_Work item_.
Restate the records in full and exactly, with no images included.

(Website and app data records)
= = = = = = =
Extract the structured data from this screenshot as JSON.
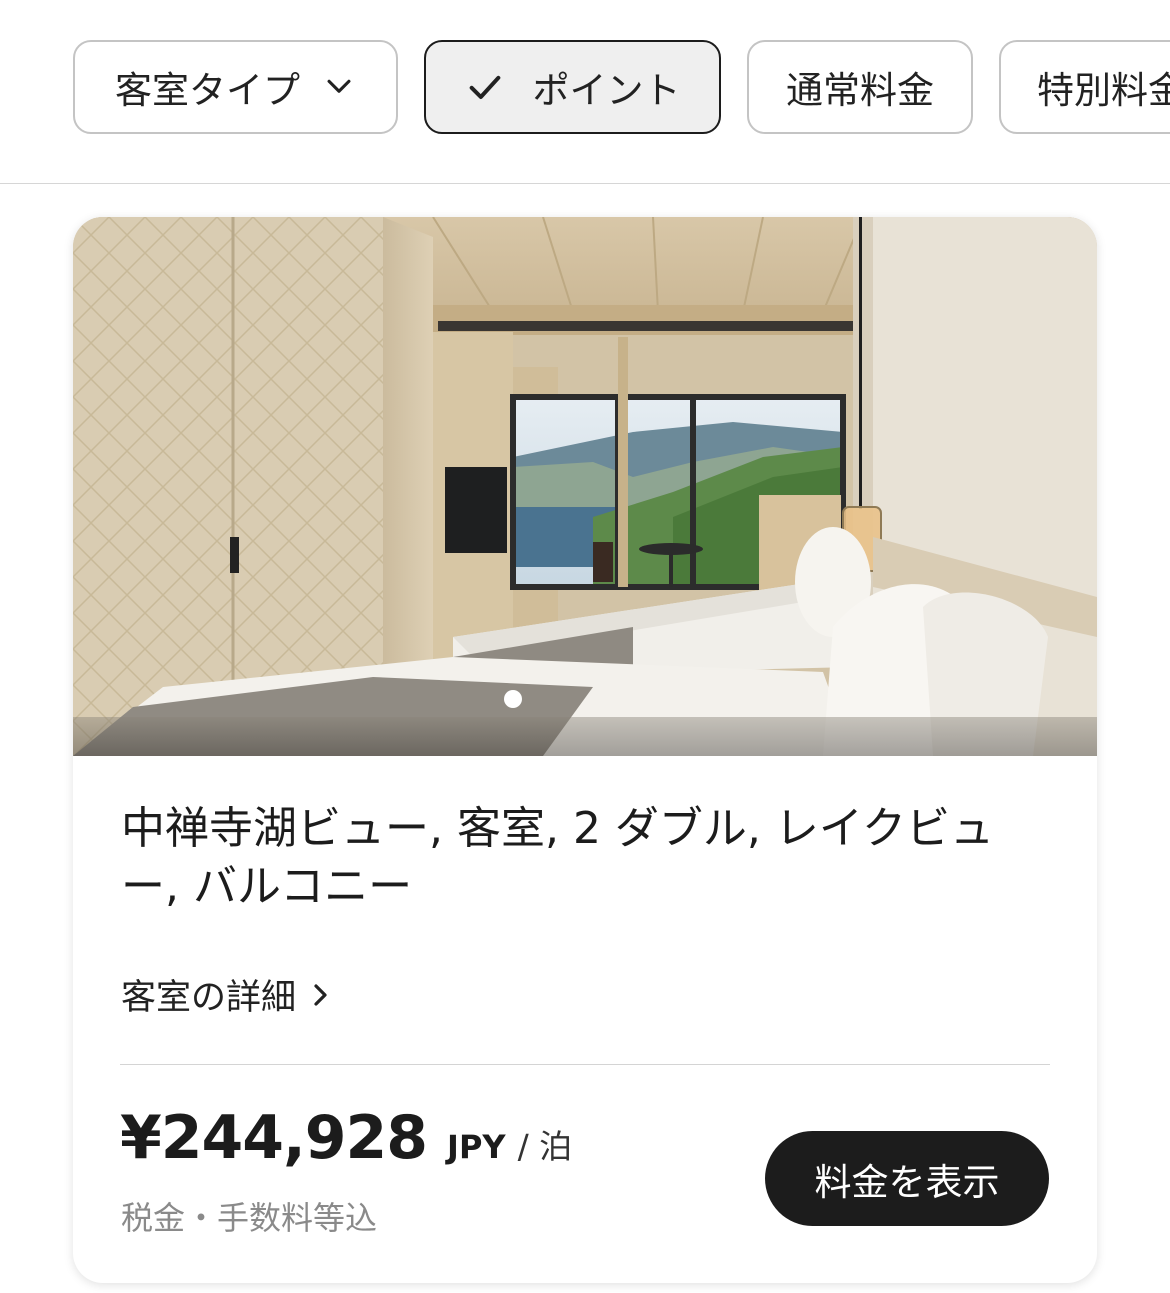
{
  "filters": {
    "room_type": {
      "label": "客室タイプ",
      "icon": "chevron-down-icon"
    },
    "points": {
      "label": "ポイント",
      "selected": true,
      "icon": "check-icon"
    },
    "regular_rate": {
      "label": "通常料金"
    },
    "special_rate": {
      "label": "特別料金"
    }
  },
  "room": {
    "photo_icon": "hotel-room-photo",
    "carousel_dots": 1,
    "title": "中禅寺湖ビュー, 客室, 2 ダブル, レイクビュー, バルコニー",
    "details_link": "客室の詳細",
    "price": "¥244,928",
    "currency": "JPY",
    "per_night": "/ 泊",
    "tax_note": "税金・手数料等込",
    "cta": "料金を表示"
  },
  "colors": {
    "button_dark": "#1c1c1c",
    "selected_chip_bg": "#efefef"
  }
}
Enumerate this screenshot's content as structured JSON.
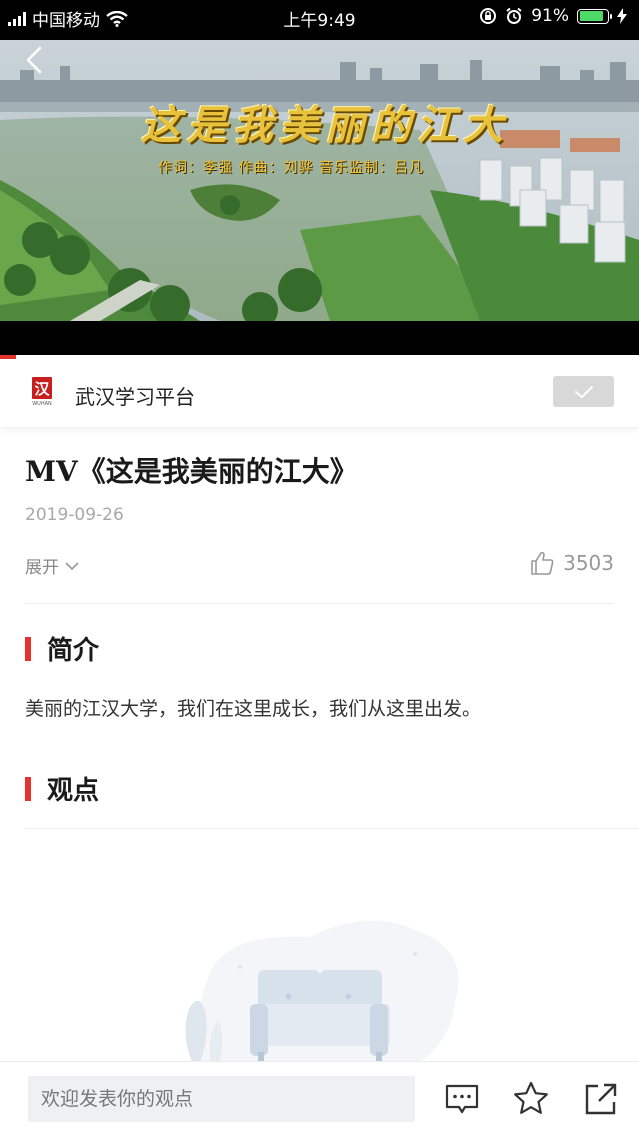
{
  "status_bar": {
    "carrier": "中国移动",
    "time": "上午9:49",
    "battery_percent": "91%",
    "battery_level": 0.91
  },
  "video": {
    "title_overlay": "这是我美丽的江大",
    "credits_overlay": "作词：李强 作曲：刘骅 音乐监制：吕凡",
    "progress": 0.025
  },
  "channel": {
    "logo_text": "汉",
    "logo_subtext": "WUHAN",
    "name": "武汉学习平台"
  },
  "article": {
    "title": "MV《这是我美丽的江大》",
    "date": "2019-09-26",
    "expand_label": "展开",
    "likes": "3503"
  },
  "sections": {
    "intro_heading": "简介",
    "intro_text": "美丽的江汉大学，我们在这里成长，我们从这里出发。",
    "opinions_heading": "观点"
  },
  "bottom_bar": {
    "comment_placeholder": "欢迎发表你的观点",
    "icons": [
      "comment-icon",
      "star-icon",
      "share-icon"
    ]
  },
  "colors": {
    "accent": "#e5322d",
    "follow_bg": "#d8d8d8",
    "video_title": "#e8c23a"
  }
}
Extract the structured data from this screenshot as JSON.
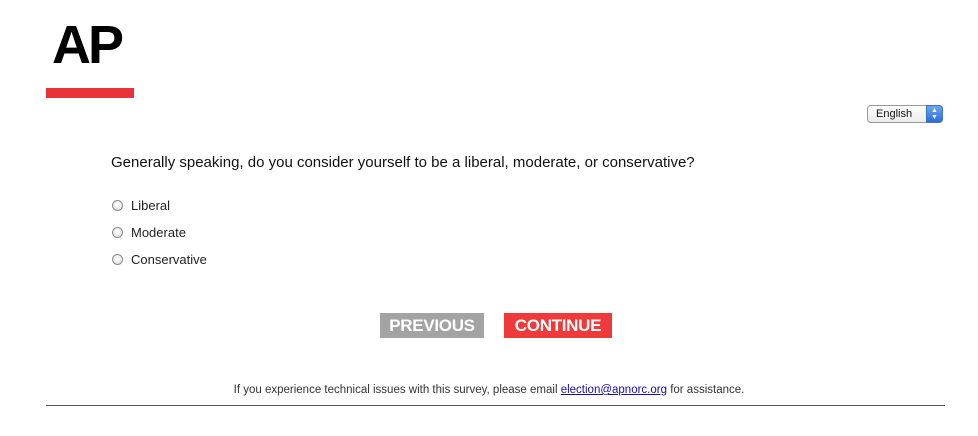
{
  "brand": {
    "logo_text": "AP",
    "accent_color": "#e8333a"
  },
  "language_select": {
    "selected": "English",
    "arrow_icon": "up-down-arrows-icon"
  },
  "question": {
    "text": "Generally speaking, do you consider yourself to be a liberal, moderate, or conservative?",
    "options": [
      {
        "label": "Liberal",
        "selected": false
      },
      {
        "label": "Moderate",
        "selected": false
      },
      {
        "label": "Conservative",
        "selected": false
      }
    ]
  },
  "buttons": {
    "previous_label": "PREVIOUS",
    "continue_label": "CONTINUE",
    "previous_color": "#a3a3a3",
    "continue_color": "#ee3a3a"
  },
  "footer": {
    "text_before": "If you experience technical issues with this survey, please email ",
    "email": "election@apnorc.org",
    "text_after": " for assistance."
  }
}
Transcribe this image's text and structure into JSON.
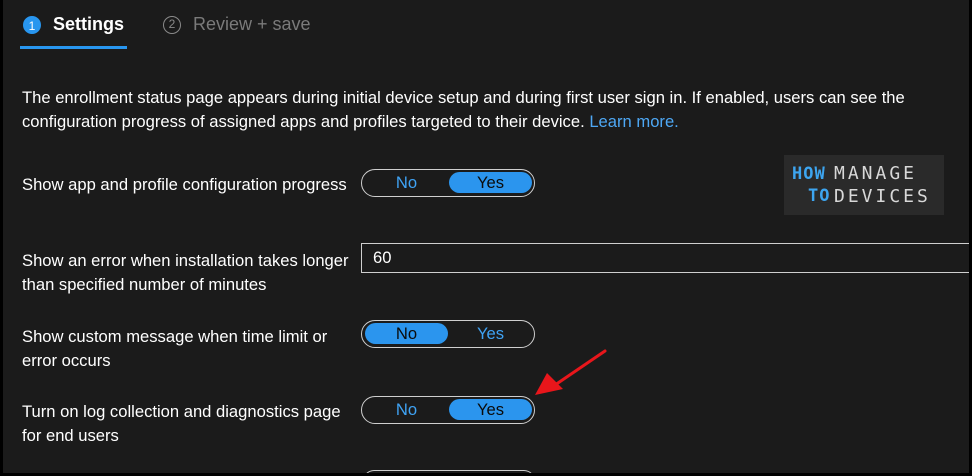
{
  "tabs": [
    {
      "number": "1",
      "label": "Settings"
    },
    {
      "number": "2",
      "label": "Review + save"
    }
  ],
  "description": {
    "text": "The enrollment status page appears during initial device setup and during first user sign in. If enabled, users can see the configuration progress of assigned apps and profiles targeted to their device.",
    "link": "Learn more."
  },
  "settings": [
    {
      "label": "Show app and profile configuration progress",
      "no": "No",
      "yes": "Yes",
      "selected": "Yes"
    },
    {
      "label": "Show an error when installation takes longer than specified number of minutes",
      "value": "60"
    },
    {
      "label": "Show custom message when time limit or error occurs",
      "no": "No",
      "yes": "Yes",
      "selected": "No"
    },
    {
      "label": "Turn on log collection and diagnostics page for end users",
      "no": "No",
      "yes": "Yes",
      "selected": "Yes"
    }
  ],
  "watermark": {
    "line1_a": "HOW",
    "line1_b": "MANAGE",
    "line2_a": "TO",
    "line2_b": "DEVICES"
  },
  "colors": {
    "accent": "#2b95ee",
    "background": "#1b1b1b",
    "annotation_arrow": "#e8161b"
  }
}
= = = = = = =
_Exercise result_.
Extract the structured data from this screenshot as JSON.
{
  "filters": {
    "room_type": {
      "label": "客室タイプ",
      "icon": "chevron-down-icon"
    },
    "points": {
      "label": "ポイント",
      "selected": true,
      "icon": "check-icon"
    },
    "regular_rate": {
      "label": "通常料金"
    },
    "special_rate": {
      "label": "特別料金"
    }
  },
  "room": {
    "photo_icon": "hotel-room-photo",
    "carousel_dots": 1,
    "title": "中禅寺湖ビュー, 客室, 2 ダブル, レイクビュー, バルコニー",
    "details_link": "客室の詳細",
    "price": "¥244,928",
    "currency": "JPY",
    "per_night": "/ 泊",
    "tax_note": "税金・手数料等込",
    "cta": "料金を表示"
  },
  "colors": {
    "button_dark": "#1c1c1c",
    "selected_chip_bg": "#efefef"
  }
}
Enumerate this screenshot's content as structured JSON.
{
  "status_bar": {
    "carrier": "中国移动",
    "time": "上午9:49",
    "battery_percent": "91%",
    "battery_level": 0.91
  },
  "video": {
    "title_overlay": "这是我美丽的江大",
    "credits_overlay": "作词：李强 作曲：刘骅 音乐监制：吕凡",
    "progress": 0.025
  },
  "channel": {
    "logo_text": "汉",
    "logo_subtext": "WUHAN",
    "name": "武汉学习平台"
  },
  "article": {
    "title": "MV《这是我美丽的江大》",
    "date": "2019-09-26",
    "expand_label": "展开",
    "likes": "3503"
  },
  "sections": {
    "intro_heading": "简介",
    "intro_text": "美丽的江汉大学，我们在这里成长，我们从这里出发。",
    "opinions_heading": "观点"
  },
  "bottom_bar": {
    "comment_placeholder": "欢迎发表你的观点",
    "icons": [
      "comment-icon",
      "star-icon",
      "share-icon"
    ]
  },
  "colors": {
    "accent": "#e5322d",
    "follow_bg": "#d8d8d8",
    "video_title": "#e8c23a"
  }
}
Extract the structured data from this screenshot as JSON.
{
  "brand": {
    "logo_text": "AP",
    "accent_color": "#e8333a"
  },
  "language_select": {
    "selected": "English",
    "arrow_icon": "up-down-arrows-icon"
  },
  "question": {
    "text": "Generally speaking, do you consider yourself to be a liberal, moderate, or conservative?",
    "options": [
      {
        "label": "Liberal",
        "selected": false
      },
      {
        "label": "Moderate",
        "selected": false
      },
      {
        "label": "Conservative",
        "selected": false
      }
    ]
  },
  "buttons": {
    "previous_label": "PREVIOUS",
    "continue_label": "CONTINUE",
    "previous_color": "#a3a3a3",
    "continue_color": "#ee3a3a"
  },
  "footer": {
    "text_before": "If you experience technical issues with this survey, please email ",
    "email": "election@apnorc.org",
    "text_after": " for assistance."
  }
}
Transcribe this image's text and structure into JSON.
{
  "tabs": [
    {
      "number": "1",
      "label": "Settings"
    },
    {
      "number": "2",
      "label": "Review + save"
    }
  ],
  "description": {
    "text": "The enrollment status page appears during initial device setup and during first user sign in. If enabled, users can see the configuration progress of assigned apps and profiles targeted to their device.",
    "link": "Learn more."
  },
  "settings": [
    {
      "label": "Show app and profile configuration progress",
      "no": "No",
      "yes": "Yes",
      "selected": "Yes"
    },
    {
      "label": "Show an error when installation takes longer than specified number of minutes",
      "value": "60"
    },
    {
      "label": "Show custom message when time limit or error occurs",
      "no": "No",
      "yes": "Yes",
      "selected": "No"
    },
    {
      "label": "Turn on log collection and diagnostics page for end users",
      "no": "No",
      "yes": "Yes",
      "selected": "Yes"
    }
  ],
  "watermark": {
    "line1_a": "HOW",
    "line1_b": "MANAGE",
    "line2_a": "TO",
    "line2_b": "DEVICES"
  },
  "colors": {
    "accent": "#2b95ee",
    "background": "#1b1b1b",
    "annotation_arrow": "#e8161b"
  }
}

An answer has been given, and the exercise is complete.